An Analysis of Terry Stops in Seattle, Washington, USA

Introduction

On June 10, 1968, the United States Supreme Court issued a decision on Terry v. Ohio case, in which an officer in plain clothes had conducted a stop-and-frisk search on three men he believed were about to rob a store. The officer found weapons on two of the men and convicted them of carrying concealed weapons. The two men had appealed the case, saying that the evidence used to convict them in the trial was found during an unreasonable search. The U.S. Supreme Court decided that police stop-and-frisks were not in violation of the Fourth Amendment of the U.S. Constitution, which prohibits unreasonable searches and seizures. This case introduced the notion of “reasonable suspicion,” which allows officers to detain a suspect without any clear evidence required for an arrest.

Exploratory Data Analysis

The following are graphics obtained after data scrubbing the dataset and conducting some exploratory data analysis using Numpy, Pandas, Matplotlib, and Seaborn Python packages/libraries. I proposed some questions to analyze the dataset better.

Which Race is Most Stopped?

The graph above displays Terry Stops according to the subjects’ race. The chart shows that White subjects most stopped, followed by black/African-American subjects. However, some subject demographics were missing from the data, so further data collection would be necessary. A majority of Terry Stop subjects were White, immediately followed by Black/African-Americans. According to Seattle’s government website, Seattle’s African-American population is 6.8% of the whole population compared to Seattle’s White population, making up 68% of the whole. However, African-Americans make about 1/3 of Terry Stops.

What demographic of officers perform the most stops?

The first graphic above displays the Terry Stops officer race demographic. The officers who performed the most stops were white. However, some officer demographics were missing from the data, so further data collection would be necessary. The second graphic shows the genders of the officers who performed Terry Stops. A large majority of officers are white men.

What is the Distribution of the Officer’s Ages?

The graph above shows the subjects’ age-group, according to race. The majority of subjects stopped were within the 26–35 age group across all races/ethnicities.
The graph above shows the subjects’ age-group, according to race. The majority of subjects stopped were within the 26–35 age group across all races/ethnicities.
The graph above displays the Terry Stops subjects’ age groups and whether they were carrying weapons.

What Subject Races are Most Stopped and are they Carry Weapons?

The graph above displays the Terry Stops subjects’ races and whether they were carrying weapons.

Model

Conclusions
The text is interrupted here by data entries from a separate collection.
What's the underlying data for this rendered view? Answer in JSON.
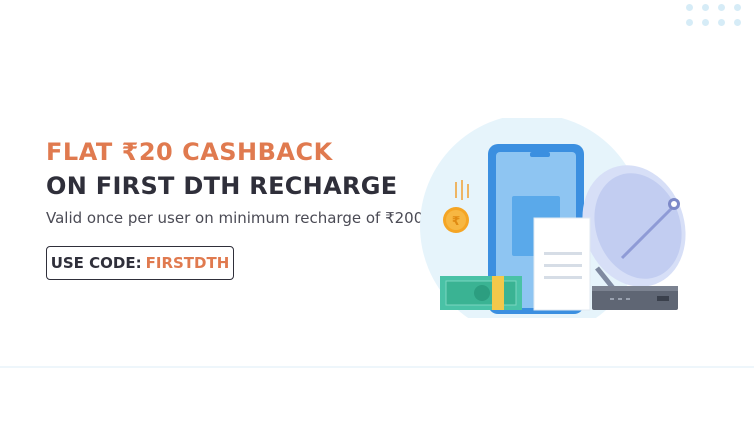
{
  "offer": {
    "headline": "FLAT ₹20 CASHBACK",
    "subheadline": "ON FIRST DTH RECHARGE",
    "description": "Valid once per user on minimum recharge of ₹200",
    "code_label": "USE CODE:",
    "code_value": "FIRSTDTH"
  },
  "colors": {
    "accent": "#e07a4f",
    "text_dark": "#2f2f3a",
    "illustration_blue": "#3b8fe0",
    "light_blue_bg": "#e6f4fb"
  },
  "icons": [
    "coin-rupee-icon",
    "phone-icon",
    "receipt-icon",
    "satellite-dish-icon",
    "cash-icon",
    "set-top-box-icon"
  ]
}
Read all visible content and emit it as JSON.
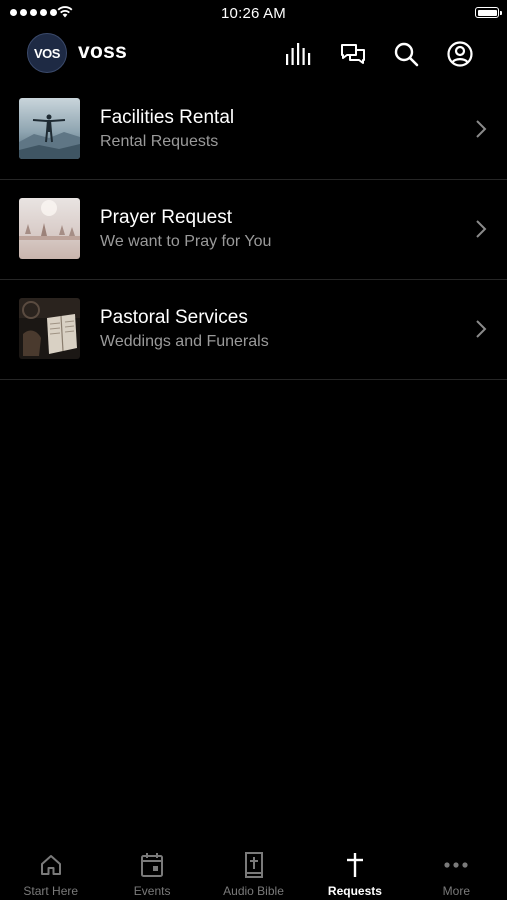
{
  "status_bar": {
    "time": "10:26 AM",
    "signal_icon": "cellular-dots-icon",
    "wifi_icon": "wifi-icon",
    "battery_icon": "battery-icon"
  },
  "header": {
    "logo_text": "VOS",
    "brand": "voss",
    "actions": [
      {
        "name": "audio-bars-icon"
      },
      {
        "name": "chat-bubbles-icon"
      },
      {
        "name": "search-icon"
      },
      {
        "name": "profile-icon"
      }
    ]
  },
  "requests": [
    {
      "title": "Facilities Rental",
      "subtitle": "Rental Requests"
    },
    {
      "title": "Prayer Request",
      "subtitle": "We want to Pray for You"
    },
    {
      "title": "Pastoral Services",
      "subtitle": "Weddings and Funerals"
    }
  ],
  "tab_bar": {
    "tabs": [
      {
        "label": "Start Here",
        "icon": "home-icon"
      },
      {
        "label": "Events",
        "icon": "calendar-icon"
      },
      {
        "label": "Audio Bible",
        "icon": "bible-icon"
      },
      {
        "label": "Requests",
        "icon": "cross-icon"
      },
      {
        "label": "More",
        "icon": "more-dots-icon"
      }
    ],
    "active_index": 3
  },
  "colors": {
    "background": "#000000",
    "text_primary": "#ffffff",
    "text_secondary": "#9a9a9a",
    "divider": "#262626",
    "tab_inactive": "#7a7a7a"
  }
}
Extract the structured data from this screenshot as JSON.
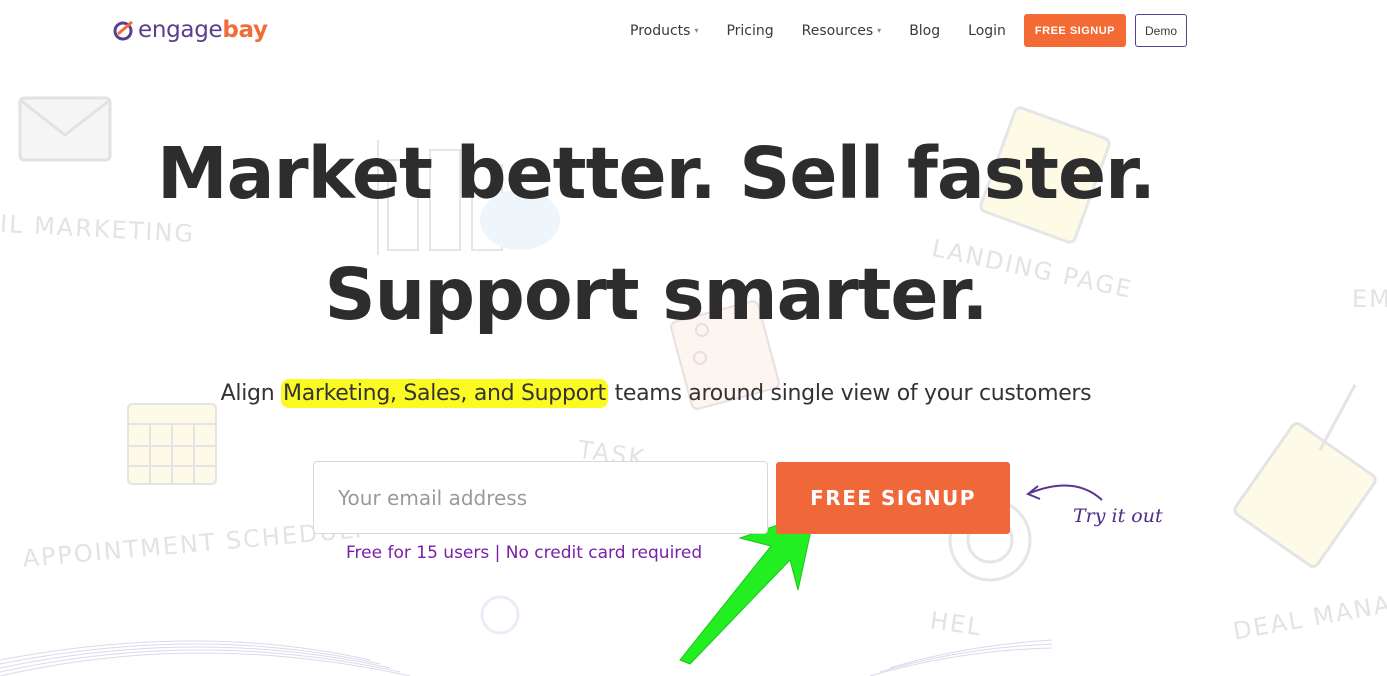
{
  "brand": {
    "name_part1": "engage",
    "name_part2": "bay"
  },
  "nav": {
    "items": [
      {
        "label": "Products",
        "dropdown": true
      },
      {
        "label": "Pricing",
        "dropdown": false
      },
      {
        "label": "Resources",
        "dropdown": true
      },
      {
        "label": "Blog",
        "dropdown": false
      },
      {
        "label": "Login",
        "dropdown": false
      }
    ],
    "caret": "▾",
    "signup_label": "FREE SIGNUP",
    "demo_label": "Demo"
  },
  "hero": {
    "headline_line1": "Market better. Sell faster.",
    "headline_line2": "Support smarter.",
    "sub_before": "Align ",
    "sub_highlight": "Marketing, Sales, and Support",
    "sub_after": " teams around single view of your customers",
    "email_placeholder": "Your email address",
    "cta_label": "FREE SIGNUP",
    "note": "Free for 15 users | No credit card required",
    "try_label": "Try it out"
  },
  "background_labels": {
    "email_marketing": "IL MARKETING",
    "landing_page": "LANDING PAGE",
    "appointment": "APPOINTMENT SCHEDULI",
    "task": "TASK",
    "help": "HEL",
    "deal": "DEAL MANAG",
    "em": "EM"
  },
  "colors": {
    "brand_purple": "#5a3f8e",
    "brand_orange": "#f26c3a",
    "cta_orange": "#f0673a",
    "highlight_yellow": "#fbfa22",
    "note_purple": "#7a1fa7",
    "annotation_arrow_green": "#22ee22"
  }
}
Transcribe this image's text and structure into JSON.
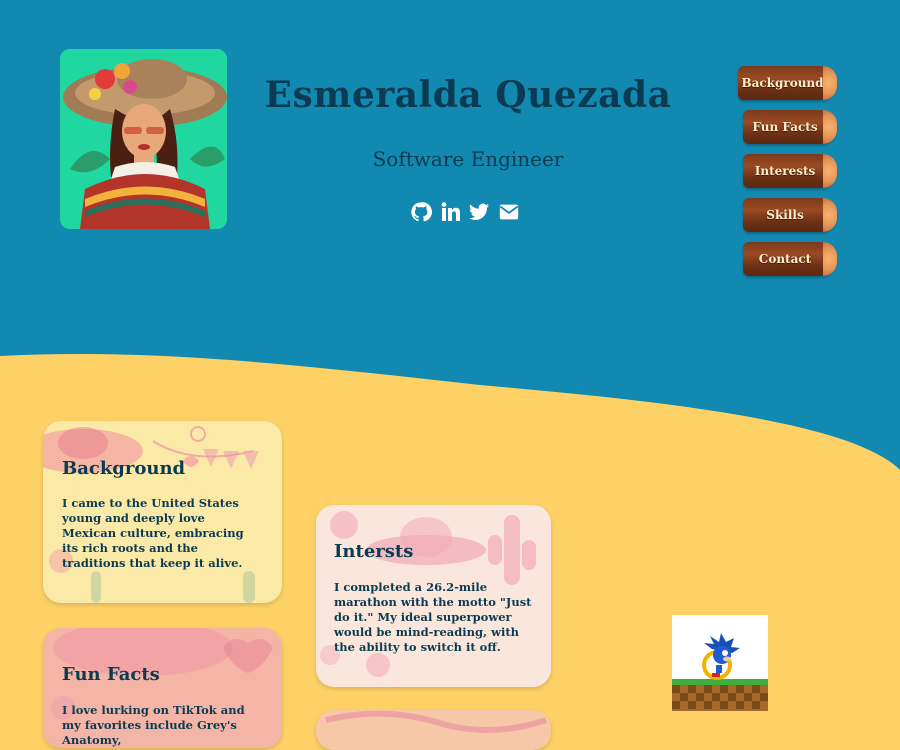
{
  "profile": {
    "name": "Esmeralda Quezada",
    "title": "Software Engineer",
    "avatar_icon": "portrait-avatar-icon"
  },
  "socials": [
    {
      "icon": "github-icon"
    },
    {
      "icon": "linkedin-icon"
    },
    {
      "icon": "twitter-icon"
    },
    {
      "icon": "email-icon"
    }
  ],
  "nav": {
    "items": [
      {
        "label": "Background"
      },
      {
        "label": "Fun Facts"
      },
      {
        "label": "Interests"
      },
      {
        "label": "Skills"
      },
      {
        "label": "Contact"
      }
    ]
  },
  "cards": {
    "background": {
      "title": "Background",
      "text": "I came to the United States young and deeply love Mexican culture, embracing its rich roots and the traditions that keep it alive."
    },
    "interests": {
      "title": "Intersts",
      "text": "I completed a 26.2-mile marathon with the motto \"Just do it.\" My ideal superpower would be mind-reading, with the ability to switch it off."
    },
    "fun_facts": {
      "title": "Fun Facts",
      "text": "I love lurking on TikTok and my favorites include Grey's Anatomy,"
    }
  },
  "colors": {
    "header_bg": "#1289b0",
    "body_bg": "#fdd166",
    "heading": "#0b3b52",
    "avatar_bg": "#21d7a0"
  }
}
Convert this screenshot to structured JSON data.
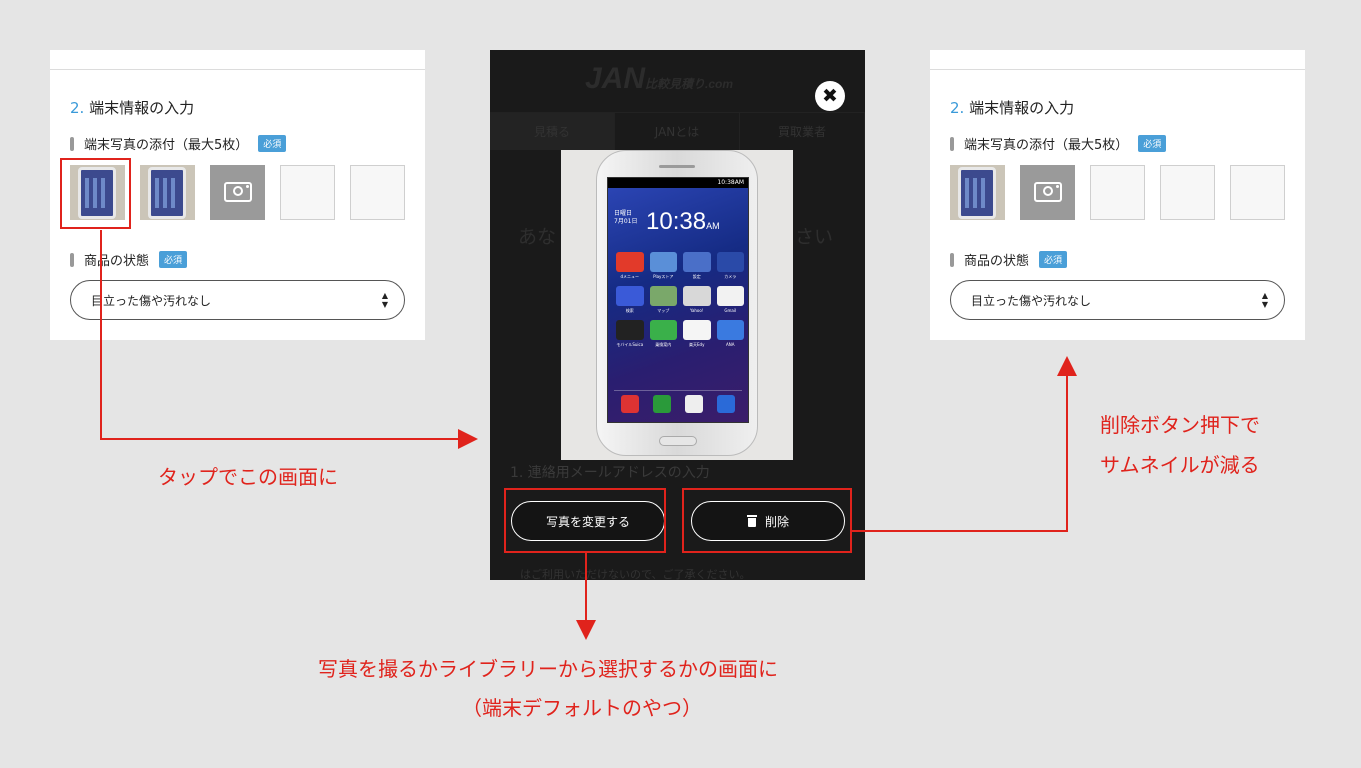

A majority of Terry Stop subjects were White, immediately followed by Black/African-Americans. According to Seattle’s government website, Seattle’s African-American population is 6.8% of the whole population compared to Seattle’s White population that make up 68% of the whole. However, African-Americans make about 1/3 of Terry Stops. Across all races, the most stopped subjects were those belonging to the age group 26–35. This age group made up a third of the dataset and are also more likely to carry weapons on their person. As for officer demographics, a majority of officers were white men.

Recommendations

For the government of Seattle and the Seattle Police Department to better serve their citizens, I would recommend the following. First Seattle Police department should be hiring more officers belonging to minority communities and women as well. A majority of the Seattle PD are white men, which could cause problems in policing minority communities. Women officers can bring a new perspective to the police force, which would prove to be a good change. I would recommend Seattle PD to reallocate their weapons budget to advancing health care plans to include mental health services like therapy so that officers can better understand themselves and any biases they may have towards specific communities. Most Terry Stop subjects do not have weapons, so there is no need for officers to have so much military aid. With more focus on bettering police practices and the police themselves, there will be fewer lawsuits against officers for abuse of power, which saves Seattle a lot of money.

Future Work

This dataset contained a lot of NaN or incomplete information, so more data collection should be made before this analysis can be 100% approved. Many data columns had a majority of the data missing, so I did not use them in my study even though they could have provided some interesting insights. I would want more data collection to occur in minority communities because I am sure the Terry Stop data would be a lot different from this dataset.

Data Science Student